Surprise! Your tenant’s Jack the Ripper
The Lodger, a novel by Marie Belloc Loundes – written in 1913 – offers a unique spin on the gruesome Jack the Ripper murders. The story exposes the morals and attitudes of another era – yet also reveals that human nature hasn’t changed much over the years.
In The Lodger, landlady Ellen Bunting has fallen on hard times along with her husband. Their neighbourhood has deteriorated and they have been unable to rent their rooms to any tenants for a long time. Their savings are gone; they have resorted to selling jewellery and other items to get by, but even that option is coming to an end. In London, England in the 1880s, this is truly a tragedy as there are very few resources to aid the poor.
Then along comes a mysterious new lodger, Mr. Sleuth, a “gentleman” who offers to pay the Buntings his rent in advance. They are overjoyed and feel tremendous relief at their changing fortunes. Ellen Bunting takes good care of Mr. Sleuth, bringing him his meals and organizing his shopping. At first, she takes his eccentricities in stride; he constantly reads the Bible and rarely goes out.
At the same time, a serial murderer has been committing atrocities in the city, brutally stabbing women to death. Mrs. Bunting begins to get suspicious as to who the murderer is when she hears her new lodger sneaking outside in the middle of the night – and then hears of a fresh murder the following day. But since she needs his money so desperately, she tells no one, not even her husband.

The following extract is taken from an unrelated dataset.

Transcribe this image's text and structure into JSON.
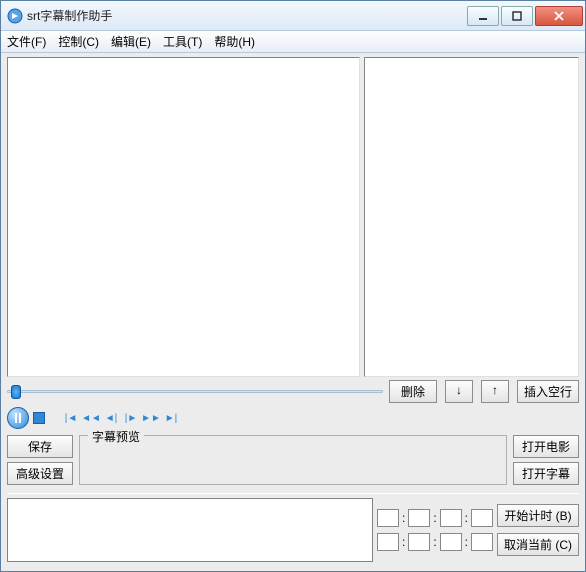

The fascinating part of the story focuses on Ellen Bunting’s agonies over her secret suspicions – she convinces herself she is not quite sure that the lodger is the murderer – and her fears of what the lodger might do. She is afraid to leave family members alone in the house; she fears for her husband’s beautiful daughter from a previous marriage who comes for a visit. Ellen becomes ill, withdrawn and hysterical on occasion.
Readers feel sympathy for Ellen – her decision to keep her suspicions about her lodger to herself seem plausible because of her dire financial straits. The psychological drama of her attempts to deny the truth about her tenant add to the chilling horror of the murders, and the strain Ellen undergoes compels readers to read on to find out the resolution to her problem.
The compelling characters in The Lodger and the unique way Loundes blends their lives with the story of the Ripper make the book intriguing and relevant, even almost a century after it was written.
I would have preferred an ending that didn’t let the Buntings off the hook quite so completely – after all the agonizing, once the Ripper disappears both Buntings just move on with their lives.